• [Task description]
Extract the full set of records, then give each one again exactly.

══════

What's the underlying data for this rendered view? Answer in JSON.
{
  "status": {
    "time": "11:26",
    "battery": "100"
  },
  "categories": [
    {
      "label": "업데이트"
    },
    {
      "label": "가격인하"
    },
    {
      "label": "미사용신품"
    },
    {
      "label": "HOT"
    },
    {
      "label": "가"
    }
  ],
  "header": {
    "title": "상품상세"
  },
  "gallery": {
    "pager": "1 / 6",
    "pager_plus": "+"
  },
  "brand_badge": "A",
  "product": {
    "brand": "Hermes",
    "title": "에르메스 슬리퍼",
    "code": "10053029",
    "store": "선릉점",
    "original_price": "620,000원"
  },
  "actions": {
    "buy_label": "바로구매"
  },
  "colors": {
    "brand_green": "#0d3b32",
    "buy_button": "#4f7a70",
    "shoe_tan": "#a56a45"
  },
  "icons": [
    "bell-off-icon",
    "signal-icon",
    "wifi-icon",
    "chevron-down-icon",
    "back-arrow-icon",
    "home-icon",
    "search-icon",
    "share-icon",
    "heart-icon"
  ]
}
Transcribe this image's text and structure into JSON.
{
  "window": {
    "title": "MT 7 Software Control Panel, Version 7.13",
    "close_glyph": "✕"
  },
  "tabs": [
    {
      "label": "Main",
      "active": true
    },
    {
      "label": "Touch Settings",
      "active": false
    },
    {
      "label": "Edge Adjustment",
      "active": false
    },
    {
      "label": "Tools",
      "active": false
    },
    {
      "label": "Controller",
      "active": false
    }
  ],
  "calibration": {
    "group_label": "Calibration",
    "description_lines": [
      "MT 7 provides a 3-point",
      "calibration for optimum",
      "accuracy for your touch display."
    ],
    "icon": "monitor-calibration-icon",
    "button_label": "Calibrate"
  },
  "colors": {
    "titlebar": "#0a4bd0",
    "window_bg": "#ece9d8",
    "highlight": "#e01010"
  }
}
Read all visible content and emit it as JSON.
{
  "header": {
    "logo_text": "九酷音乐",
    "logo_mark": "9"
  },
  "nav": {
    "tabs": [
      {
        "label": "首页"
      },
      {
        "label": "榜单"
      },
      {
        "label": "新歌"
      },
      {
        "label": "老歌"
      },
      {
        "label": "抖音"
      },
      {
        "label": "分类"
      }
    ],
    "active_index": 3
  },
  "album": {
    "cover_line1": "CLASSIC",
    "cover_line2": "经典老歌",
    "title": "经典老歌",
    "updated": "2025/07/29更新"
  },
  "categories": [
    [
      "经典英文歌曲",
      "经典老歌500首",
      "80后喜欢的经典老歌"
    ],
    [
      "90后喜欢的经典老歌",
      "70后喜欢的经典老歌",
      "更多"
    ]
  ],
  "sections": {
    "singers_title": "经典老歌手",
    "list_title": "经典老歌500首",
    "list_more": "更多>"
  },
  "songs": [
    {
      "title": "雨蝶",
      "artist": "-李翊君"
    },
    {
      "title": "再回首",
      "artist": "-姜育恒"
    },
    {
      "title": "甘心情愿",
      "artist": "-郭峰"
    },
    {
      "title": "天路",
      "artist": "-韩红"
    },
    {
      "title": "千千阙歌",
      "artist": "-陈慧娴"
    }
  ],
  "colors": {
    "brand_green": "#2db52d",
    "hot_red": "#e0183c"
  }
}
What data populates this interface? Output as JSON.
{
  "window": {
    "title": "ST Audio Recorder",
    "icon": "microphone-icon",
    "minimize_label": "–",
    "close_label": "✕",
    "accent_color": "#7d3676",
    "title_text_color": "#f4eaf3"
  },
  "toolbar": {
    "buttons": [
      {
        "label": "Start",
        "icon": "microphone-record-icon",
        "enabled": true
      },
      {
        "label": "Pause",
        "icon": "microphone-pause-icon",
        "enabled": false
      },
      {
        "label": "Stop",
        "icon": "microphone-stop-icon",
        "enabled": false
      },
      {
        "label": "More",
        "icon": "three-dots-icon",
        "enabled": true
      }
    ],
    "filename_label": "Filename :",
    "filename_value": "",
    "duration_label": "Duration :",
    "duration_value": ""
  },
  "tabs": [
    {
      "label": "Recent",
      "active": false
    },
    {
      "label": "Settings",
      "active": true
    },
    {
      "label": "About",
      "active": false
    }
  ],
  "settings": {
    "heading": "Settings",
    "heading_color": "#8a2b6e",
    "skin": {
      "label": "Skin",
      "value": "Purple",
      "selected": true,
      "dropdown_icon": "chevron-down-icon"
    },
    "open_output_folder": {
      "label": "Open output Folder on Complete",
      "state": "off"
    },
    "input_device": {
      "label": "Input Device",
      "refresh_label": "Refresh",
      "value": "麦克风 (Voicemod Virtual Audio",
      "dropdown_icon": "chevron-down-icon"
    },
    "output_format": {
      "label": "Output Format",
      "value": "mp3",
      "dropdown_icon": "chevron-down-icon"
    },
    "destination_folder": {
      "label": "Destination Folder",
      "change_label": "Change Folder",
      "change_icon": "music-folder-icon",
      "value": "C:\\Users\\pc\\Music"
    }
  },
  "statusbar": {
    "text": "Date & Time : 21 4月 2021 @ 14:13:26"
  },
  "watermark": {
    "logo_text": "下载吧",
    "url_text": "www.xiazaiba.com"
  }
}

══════

• [Output of the exercise]
What's the underlying data for this rendered view? Answer in JSON.
{
  "status": {
    "time": "11:26",
    "battery": "100"
  },
  "categories": [
    {
      "label": "업데이트"
    },
    {
      "label": "가격인하"
    },
    {
      "label": "미사용신품"
    },
    {
      "label": "HOT"
    },
    {
      "label": "가"
    }
  ],
  "header": {
    "title": "상품상세"
  },
  "gallery": {
    "pager": "1 / 6",
    "pager_plus": "+"
  },
  "brand_badge": "A",
  "product": {
    "brand": "Hermes",
    "title": "에르메스 슬리퍼",
    "code": "10053029",
    "store": "선릉점",
    "original_price": "620,000원"
  },
  "actions": {
    "buy_label": "바로구매"
  },
  "colors": {
    "brand_green": "#0d3b32",
    "buy_button": "#4f7a70",
    "shoe_tan": "#a56a45"
  },
  "icons": [
    "bell-off-icon",
    "signal-icon",
    "wifi-icon",
    "chevron-down-icon",
    "back-arrow-icon",
    "home-icon",
    "search-icon",
    "share-icon",
    "heart-icon"
  ]
}
Transcribe this image's text and structure into JSON.
{
  "window": {
    "title": "MT 7 Software Control Panel, Version 7.13",
    "close_glyph": "✕"
  },
  "tabs": [
    {
      "label": "Main",
      "active": true
    },
    {
      "label": "Touch Settings",
      "active": false
    },
    {
      "label": "Edge Adjustment",
      "active": false
    },
    {
      "label": "Tools",
      "active": false
    },
    {
      "label": "Controller",
      "active": false
    }
  ],
  "calibration": {
    "group_label": "Calibration",
    "description_lines": [
      "MT 7 provides a 3-point",
      "calibration for optimum",
      "accuracy for your touch display."
    ],
    "icon": "monitor-calibration-icon",
    "button_label": "Calibrate"
  },
  "colors": {
    "titlebar": "#0a4bd0",
    "window_bg": "#ece9d8",
    "highlight": "#e01010"
  }
}
Read all visible content and emit it as JSON.
{
  "header": {
    "logo_text": "九酷音乐",
    "logo_mark": "9"
  },
  "nav": {
    "tabs": [
      {
        "label": "首页"
      },
      {
        "label": "榜单"
      },
      {
        "label": "新歌"
      },
      {
        "label": "老歌"
      },
      {
        "label": "抖音"
      },
      {
        "label": "分类"
      }
    ],
    "active_index": 3
  },
  "album": {
    "cover_line1": "CLASSIC",
    "cover_line2": "经典老歌",
    "title": "经典老歌",
    "updated": "2025/07/29更新"
  },
  "categories": [
    [
      "经典英文歌曲",
      "经典老歌500首",
      "80后喜欢的经典老歌"
    ],
    [
      "90后喜欢的经典老歌",
      "70后喜欢的经典老歌",
      "更多"
    ]
  ],
  "sections": {
    "singers_title": "经典老歌手",
    "list_title": "经典老歌500首",
    "list_more": "更多>"
  },
  "songs": [
    {
      "title": "雨蝶",
      "artist": "-李翊君"
    },
    {
      "title": "再回首",
      "artist": "-姜育恒"
    },
    {
      "title": "甘心情愿",
      "artist": "-郭峰"
    },
    {
      "title": "天路",
      "artist": "-韩红"
    },
    {
      "title": "千千阙歌",
      "artist": "-陈慧娴"
    }
  ],
  "colors": {
    "brand_green": "#2db52d",
    "hot_red": "#e0183c"
  }
}
What data populates this interface? Output as JSON.
{
  "window": {
    "title": "ST Audio Recorder",
    "icon": "microphone-icon",
    "minimize_label": "–",
    "close_label": "✕",
    "accent_color": "#7d3676",
    "title_text_color": "#f4eaf3"
  },
  "toolbar": {
    "buttons": [
      {
        "label": "Start",
        "icon": "microphone-record-icon",
        "enabled": true
      },
      {
        "label": "Pause",
        "icon": "microphone-pause-icon",
        "enabled": false
      },
      {
        "label": "Stop",
        "icon": "microphone-stop-icon",
        "enabled": false
      },
      {
        "label": "More",
        "icon": "three-dots-icon",
        "enabled": true
      }
    ],
    "filename_label": "Filename :",
    "filename_value": "",
    "duration_label": "Duration :",
    "duration_value": ""
  },
  "tabs": [
    {
      "label": "Recent",
      "active": false
    },
    {
      "label": "Settings",
      "active": true
    },
    {
      "label": "About",
      "active": false
    }
  ],
  "settings": {
    "heading": "Settings",
    "heading_color": "#8a2b6e",
    "skin": {
      "label": "Skin",
      "value": "Purple",
      "selected": true,
      "dropdown_icon": "chevron-down-icon"
    },
    "open_output_folder": {
      "label": "Open output Folder on Complete",
      "state": "off"
    },
    "input_device": {
      "label": "Input Device",
      "refresh_label": "Refresh",
      "value": "麦克风 (Voicemod Virtual Audio",
      "dropdown_icon": "chevron-down-icon"
    },
    "output_format": {
      "label": "Output Format",
      "value": "mp3",
      "dropdown_icon": "chevron-down-icon"
    },
    "destination_folder": {
      "label": "Destination Folder",
      "change_label": "Change Folder",
      "change_icon": "music-folder-icon",
      "value": "C:\\Users\\pc\\Music"
    }
  },
  "statusbar": {
    "text": "Date & Time : 21 4月 2021 @ 14:13:26"
  },
  "watermark": {
    "logo_text": "下载吧",
    "url_text": "www.xiazaiba.com"
  }
}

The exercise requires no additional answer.